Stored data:
----

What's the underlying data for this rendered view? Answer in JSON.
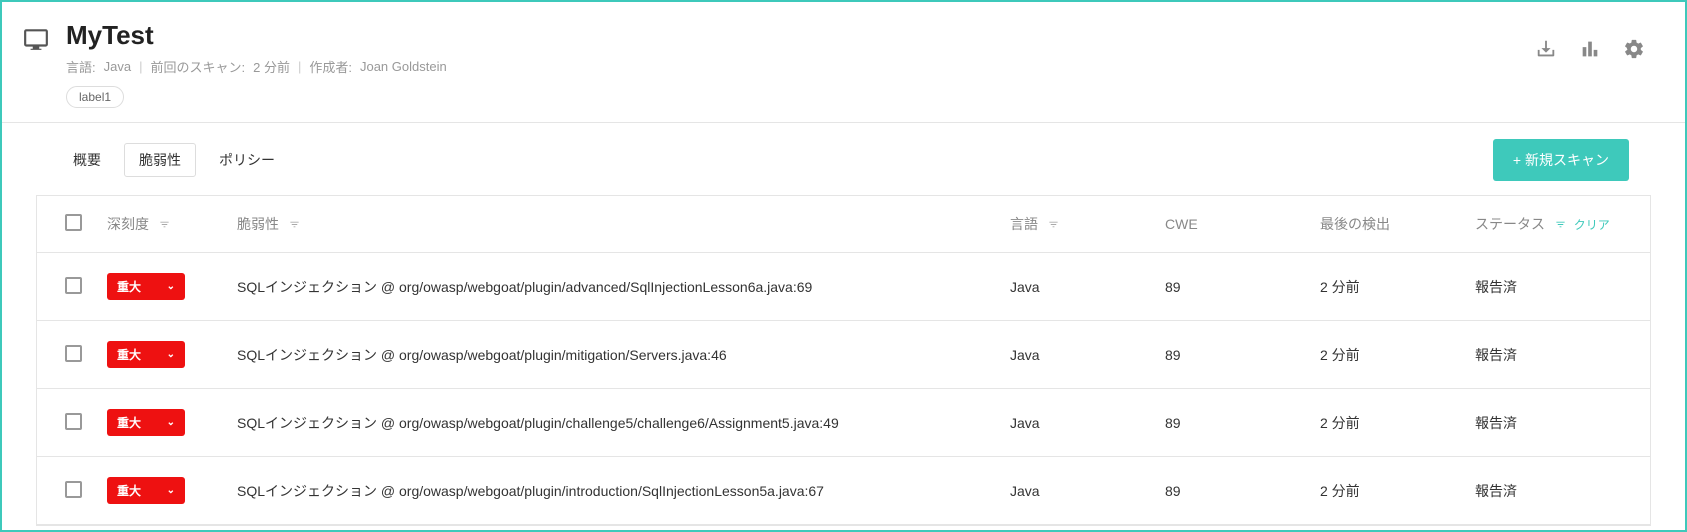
{
  "header": {
    "title": "MyTest",
    "meta": {
      "lang_label": "言語:",
      "lang_value": "Java",
      "scan_label": "前回のスキャン:",
      "scan_value": "2 分前",
      "author_label": "作成者:",
      "author_value": "Joan Goldstein"
    },
    "labels": [
      "label1"
    ]
  },
  "tabs": {
    "overview": "概要",
    "vulns": "脆弱性",
    "policy": "ポリシー"
  },
  "new_scan": "+ 新規スキャン",
  "columns": {
    "severity": "深刻度",
    "vuln": "脆弱性",
    "lang": "言語",
    "cwe": "CWE",
    "last": "最後の検出",
    "status": "ステータス",
    "clear": "クリア"
  },
  "rows": [
    {
      "severity": "重大",
      "vuln": "SQLインジェクション @ org/owasp/webgoat/plugin/advanced/SqlInjectionLesson6a.java:69",
      "lang": "Java",
      "cwe": "89",
      "last": "2 分前",
      "status": "報告済"
    },
    {
      "severity": "重大",
      "vuln": "SQLインジェクション @ org/owasp/webgoat/plugin/mitigation/Servers.java:46",
      "lang": "Java",
      "cwe": "89",
      "last": "2 分前",
      "status": "報告済"
    },
    {
      "severity": "重大",
      "vuln": "SQLインジェクション @ org/owasp/webgoat/plugin/challenge5/challenge6/Assignment5.java:49",
      "lang": "Java",
      "cwe": "89",
      "last": "2 分前",
      "status": "報告済"
    },
    {
      "severity": "重大",
      "vuln": "SQLインジェクション @ org/owasp/webgoat/plugin/introduction/SqlInjectionLesson5a.java:67",
      "lang": "Java",
      "cwe": "89",
      "last": "2 分前",
      "status": "報告済"
    }
  ]
}
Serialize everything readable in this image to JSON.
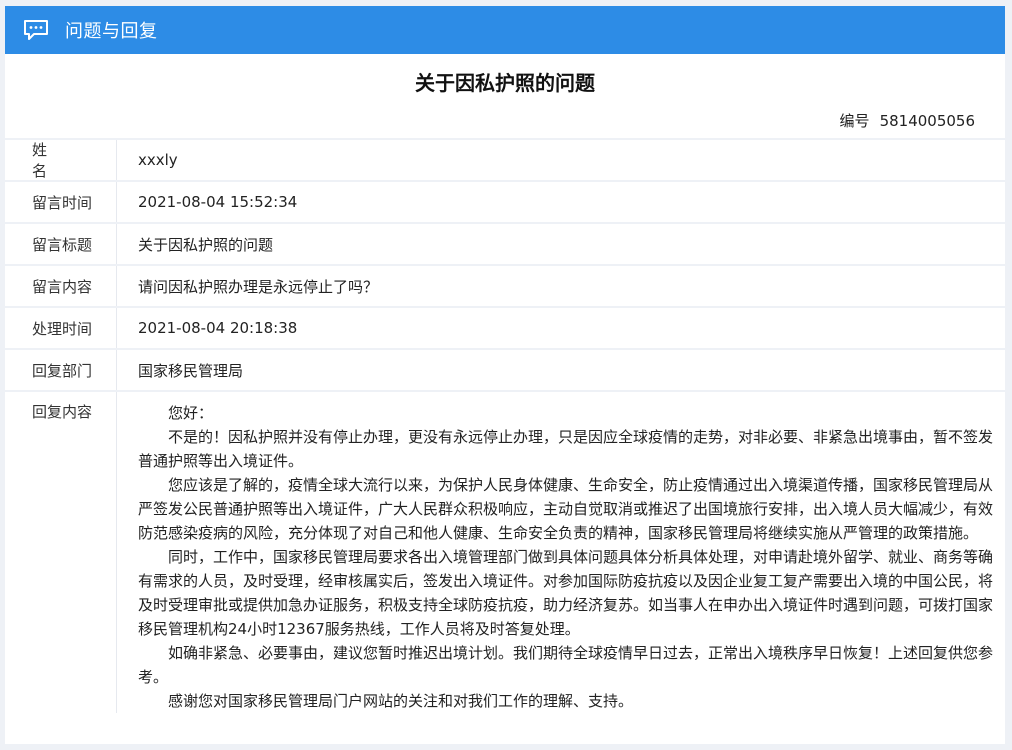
{
  "header": {
    "title": "问题与回复",
    "icon": "chat-bubble-icon",
    "color": "#2d8ce6"
  },
  "doc_title": "关于因私护照的问题",
  "number": {
    "label": "编号",
    "value": "5814005056"
  },
  "fields": [
    {
      "label": "姓名",
      "value": "xxxly"
    },
    {
      "label": "留言时间",
      "value": "2021-08-04 15:52:34"
    },
    {
      "label": "留言标题",
      "value": "关于因私护照的问题"
    },
    {
      "label": "留言内容",
      "value": "请问因私护照办理是永远停止了吗？"
    },
    {
      "label": "处理时间",
      "value": "2021-08-04 20:18:38"
    },
    {
      "label": "回复部门",
      "value": "国家移民管理局"
    }
  ],
  "reply": {
    "label": "回复内容",
    "paragraphs": [
      "您好：",
      "不是的！因私护照并没有停止办理，更没有永远停止办理，只是因应全球疫情的走势，对非必要、非紧急出境事由，暂不签发普通护照等出入境证件。",
      "您应该是了解的，疫情全球大流行以来，为保护人民身体健康、生命安全，防止疫情通过出入境渠道传播，国家移民管理局从严签发公民普通护照等出入境证件，广大人民群众积极响应，主动自觉取消或推迟了出国境旅行安排，出入境人员大幅减少，有效防范感染疫病的风险，充分体现了对自己和他人健康、生命安全负责的精神，国家移民管理局将继续实施从严管理的政策措施。",
      "同时，工作中，国家移民管理局要求各出入境管理部门做到具体问题具体分析具体处理，对申请赴境外留学、就业、商务等确有需求的人员，及时受理，经审核属实后，签发出入境证件。对参加国际防疫抗疫以及因企业复工复产需要出入境的中国公民，将及时受理审批或提供加急办证服务，积极支持全球防疫抗疫，助力经济复苏。如当事人在申办出入境证件时遇到问题，可拨打国家移民管理机构24小时12367服务热线，工作人员将及时答复处理。",
      "如确非紧急、必要事由，建议您暂时推迟出境计划。我们期待全球疫情早日过去，正常出入境秩序早日恢复！上述回复供您参考。",
      "感谢您对国家移民管理局门户网站的关注和对我们工作的理解、支持。"
    ]
  }
}
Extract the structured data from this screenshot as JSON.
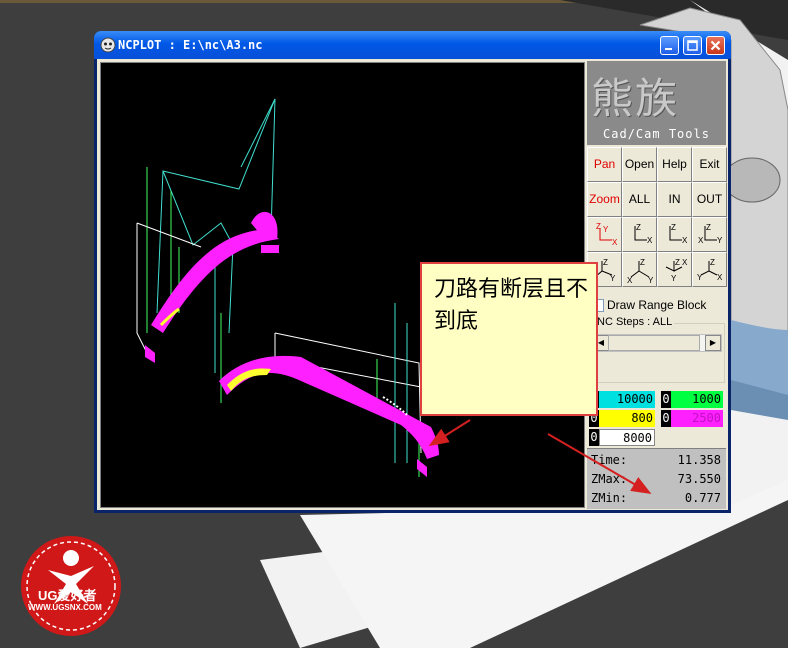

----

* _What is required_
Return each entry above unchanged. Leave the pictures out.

* _Response box_
What's the underlying data for this rendered view? Answer in JSON.
{
  "header": {
    "title": "MyTest",
    "meta": {
      "lang_label": "言語:",
      "lang_value": "Java",
      "scan_label": "前回のスキャン:",
      "scan_value": "2 分前",
      "author_label": "作成者:",
      "author_value": "Joan Goldstein"
    },
    "labels": [
      "label1"
    ]
  },
  "tabs": {
    "overview": "概要",
    "vulns": "脆弱性",
    "policy": "ポリシー"
  },
  "new_scan": "+ 新規スキャン",
  "columns": {
    "severity": "深刻度",
    "vuln": "脆弱性",
    "lang": "言語",
    "cwe": "CWE",
    "last": "最後の検出",
    "status": "ステータス",
    "clear": "クリア"
  },
  "rows": [
    {
      "severity": "重大",
      "vuln": "SQLインジェクション @ org/owasp/webgoat/plugin/advanced/SqlInjectionLesson6a.java:69",
      "lang": "Java",
      "cwe": "89",
      "last": "2 分前",
      "status": "報告済"
    },
    {
      "severity": "重大",
      "vuln": "SQLインジェクション @ org/owasp/webgoat/plugin/mitigation/Servers.java:46",
      "lang": "Java",
      "cwe": "89",
      "last": "2 分前",
      "status": "報告済"
    },
    {
      "severity": "重大",
      "vuln": "SQLインジェクション @ org/owasp/webgoat/plugin/challenge5/challenge6/Assignment5.java:49",
      "lang": "Java",
      "cwe": "89",
      "last": "2 分前",
      "status": "報告済"
    },
    {
      "severity": "重大",
      "vuln": "SQLインジェクション @ org/owasp/webgoat/plugin/introduction/SqlInjectionLesson5a.java:67",
      "lang": "Java",
      "cwe": "89",
      "last": "2 分前",
      "status": "報告済"
    }
  ]
}
Serialize everything readable in this image to JSON.
{
  "header": {
    "title": "问题与回复",
    "icon": "chat-bubble-icon",
    "color": "#2d8ce6"
  },
  "doc_title": "关于因私护照的问题",
  "number": {
    "label": "编号",
    "value": "5814005056"
  },
  "fields": [
    {
      "label": "姓名",
      "value": "xxxly"
    },
    {
      "label": "留言时间",
      "value": "2021-08-04 15:52:34"
    },
    {
      "label": "留言标题",
      "value": "关于因私护照的问题"
    },
    {
      "label": "留言内容",
      "value": "请问因私护照办理是永远停止了吗？"
    },
    {
      "label": "处理时间",
      "value": "2021-08-04 20:18:38"
    },
    {
      "label": "回复部门",
      "value": "国家移民管理局"
    }
  ],
  "reply": {
    "label": "回复内容",
    "paragraphs": [
      "您好：",
      "不是的！因私护照并没有停止办理，更没有永远停止办理，只是因应全球疫情的走势，对非必要、非紧急出境事由，暂不签发普通护照等出入境证件。",
      "您应该是了解的，疫情全球大流行以来，为保护人民身体健康、生命安全，防止疫情通过出入境渠道传播，国家移民管理局从严签发公民普通护照等出入境证件，广大人民群众积极响应，主动自觉取消或推迟了出国境旅行安排，出入境人员大幅减少，有效防范感染疫病的风险，充分体现了对自己和他人健康、生命安全负责的精神，国家移民管理局将继续实施从严管理的政策措施。",
      "同时，工作中，国家移民管理局要求各出入境管理部门做到具体问题具体分析具体处理，对申请赴境外留学、就业、商务等确有需求的人员，及时受理，经审核属实后，签发出入境证件。对参加国际防疫抗疫以及因企业复工复产需要出入境的中国公民，将及时受理审批或提供加急办证服务，积极支持全球防疫抗疫，助力经济复苏。如当事人在申办出入境证件时遇到问题，可拨打国家移民管理机构24小时12367服务热线，工作人员将及时答复处理。",
      "如确非紧急、必要事由，建议您暂时推迟出境计划。我们期待全球疫情早日过去，正常出入境秩序早日恢复！上述回复供您参考。",
      "感谢您对国家移民管理局门户网站的关注和对我们工作的理解、支持。"
    ]
  }
}
Extract the structured data from this screenshot as JSON.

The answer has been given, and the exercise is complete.